[INPUT DATA — start]

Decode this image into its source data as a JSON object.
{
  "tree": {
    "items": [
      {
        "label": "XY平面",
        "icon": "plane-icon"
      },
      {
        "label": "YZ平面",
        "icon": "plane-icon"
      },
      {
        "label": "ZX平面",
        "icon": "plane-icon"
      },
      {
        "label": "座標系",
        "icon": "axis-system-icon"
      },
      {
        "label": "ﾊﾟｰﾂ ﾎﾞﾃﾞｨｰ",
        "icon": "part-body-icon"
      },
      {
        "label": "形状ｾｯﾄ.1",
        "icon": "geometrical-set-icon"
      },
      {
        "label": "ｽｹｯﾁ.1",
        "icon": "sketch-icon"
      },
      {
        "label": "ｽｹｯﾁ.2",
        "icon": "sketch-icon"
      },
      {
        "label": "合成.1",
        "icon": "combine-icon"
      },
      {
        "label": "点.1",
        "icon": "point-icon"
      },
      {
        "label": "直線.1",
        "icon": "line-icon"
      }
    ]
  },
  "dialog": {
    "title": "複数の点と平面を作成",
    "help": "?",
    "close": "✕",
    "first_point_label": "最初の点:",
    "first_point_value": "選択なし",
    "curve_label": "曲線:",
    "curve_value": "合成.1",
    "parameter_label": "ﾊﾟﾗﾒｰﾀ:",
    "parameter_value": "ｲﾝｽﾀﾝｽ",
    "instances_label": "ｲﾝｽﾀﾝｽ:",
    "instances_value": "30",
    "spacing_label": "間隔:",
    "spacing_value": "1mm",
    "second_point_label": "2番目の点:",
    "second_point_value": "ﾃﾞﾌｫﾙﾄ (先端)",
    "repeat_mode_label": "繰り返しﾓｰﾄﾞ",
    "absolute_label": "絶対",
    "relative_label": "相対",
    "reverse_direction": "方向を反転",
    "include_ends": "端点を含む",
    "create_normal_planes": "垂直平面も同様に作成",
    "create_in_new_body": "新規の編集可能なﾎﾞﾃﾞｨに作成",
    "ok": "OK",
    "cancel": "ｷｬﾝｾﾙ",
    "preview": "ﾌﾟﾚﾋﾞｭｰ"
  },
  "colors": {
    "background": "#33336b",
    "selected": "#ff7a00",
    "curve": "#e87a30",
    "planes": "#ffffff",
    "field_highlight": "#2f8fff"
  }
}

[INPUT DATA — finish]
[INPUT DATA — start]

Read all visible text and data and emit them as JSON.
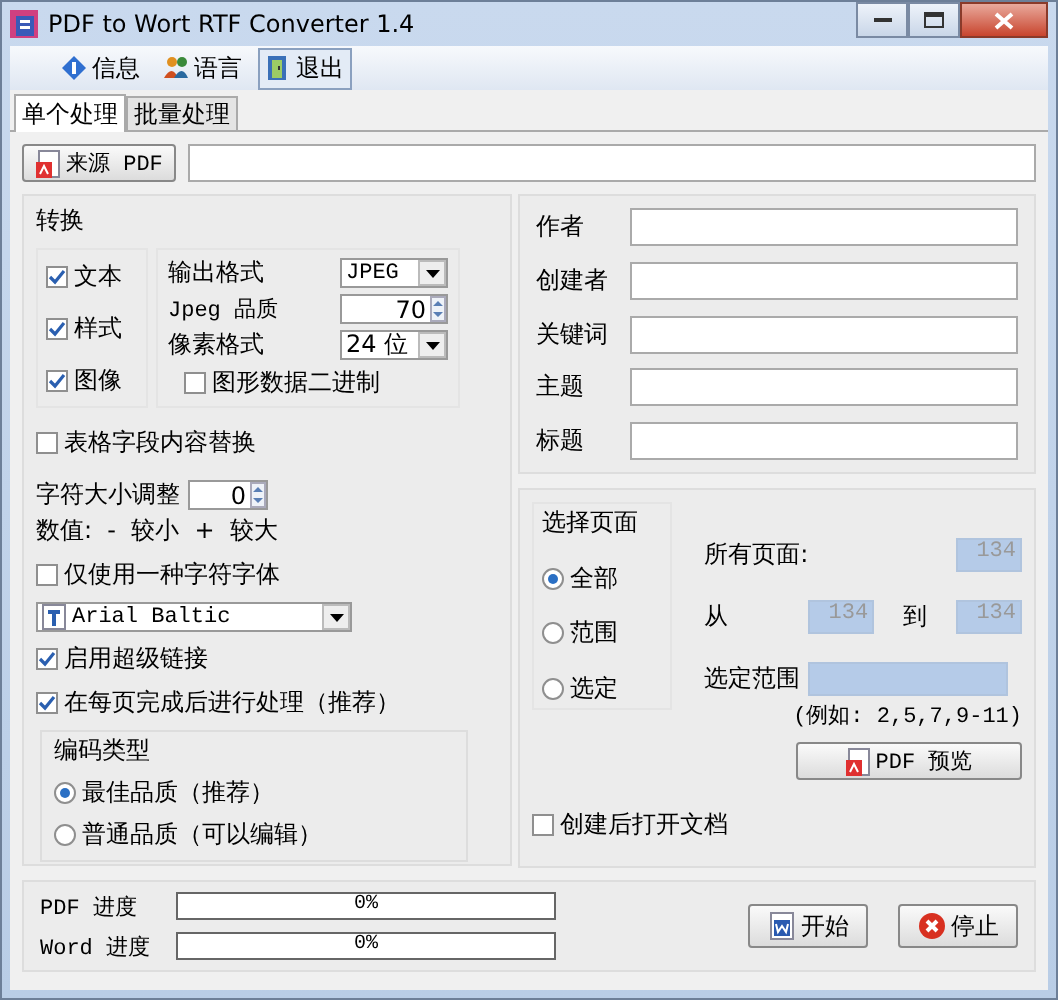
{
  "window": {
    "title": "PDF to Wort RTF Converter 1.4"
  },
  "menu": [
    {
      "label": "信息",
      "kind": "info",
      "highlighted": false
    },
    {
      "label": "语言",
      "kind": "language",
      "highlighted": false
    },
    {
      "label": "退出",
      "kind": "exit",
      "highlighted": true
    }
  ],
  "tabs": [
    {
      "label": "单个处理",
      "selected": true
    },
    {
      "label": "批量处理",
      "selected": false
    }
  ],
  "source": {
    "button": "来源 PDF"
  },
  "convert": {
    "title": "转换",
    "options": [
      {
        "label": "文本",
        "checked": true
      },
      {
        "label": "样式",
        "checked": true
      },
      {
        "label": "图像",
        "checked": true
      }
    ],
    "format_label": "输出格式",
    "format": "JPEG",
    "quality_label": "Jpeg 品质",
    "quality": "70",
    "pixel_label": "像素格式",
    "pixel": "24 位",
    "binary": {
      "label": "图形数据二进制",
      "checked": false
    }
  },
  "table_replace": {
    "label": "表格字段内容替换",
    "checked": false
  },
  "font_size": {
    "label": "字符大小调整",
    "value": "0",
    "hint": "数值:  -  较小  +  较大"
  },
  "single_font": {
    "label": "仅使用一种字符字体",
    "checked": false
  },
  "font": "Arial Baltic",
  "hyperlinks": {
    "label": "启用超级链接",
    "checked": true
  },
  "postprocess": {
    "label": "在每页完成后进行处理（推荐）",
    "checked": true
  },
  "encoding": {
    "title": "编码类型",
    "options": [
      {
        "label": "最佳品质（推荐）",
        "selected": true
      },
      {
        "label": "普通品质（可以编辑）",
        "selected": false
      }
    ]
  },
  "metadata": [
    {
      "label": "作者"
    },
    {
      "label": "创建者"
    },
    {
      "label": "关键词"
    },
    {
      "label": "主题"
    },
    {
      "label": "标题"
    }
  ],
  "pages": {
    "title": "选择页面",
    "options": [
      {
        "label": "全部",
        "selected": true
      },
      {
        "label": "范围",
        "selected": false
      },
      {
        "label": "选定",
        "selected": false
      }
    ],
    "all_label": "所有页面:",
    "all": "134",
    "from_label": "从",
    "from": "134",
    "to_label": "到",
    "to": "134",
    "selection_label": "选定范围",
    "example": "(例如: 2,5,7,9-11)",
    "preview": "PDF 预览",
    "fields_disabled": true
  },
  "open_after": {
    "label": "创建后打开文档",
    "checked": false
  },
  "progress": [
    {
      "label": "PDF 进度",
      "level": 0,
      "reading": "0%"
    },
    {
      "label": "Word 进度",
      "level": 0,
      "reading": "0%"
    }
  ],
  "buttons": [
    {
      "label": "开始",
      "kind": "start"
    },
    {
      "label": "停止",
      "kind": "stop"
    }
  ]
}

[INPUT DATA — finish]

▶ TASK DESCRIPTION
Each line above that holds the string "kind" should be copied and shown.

▶ WRITTEN ANSWER
      "kind": "info",
      "kind": "language",
      "kind": "exit",
      "kind": "start"
      "kind": "stop"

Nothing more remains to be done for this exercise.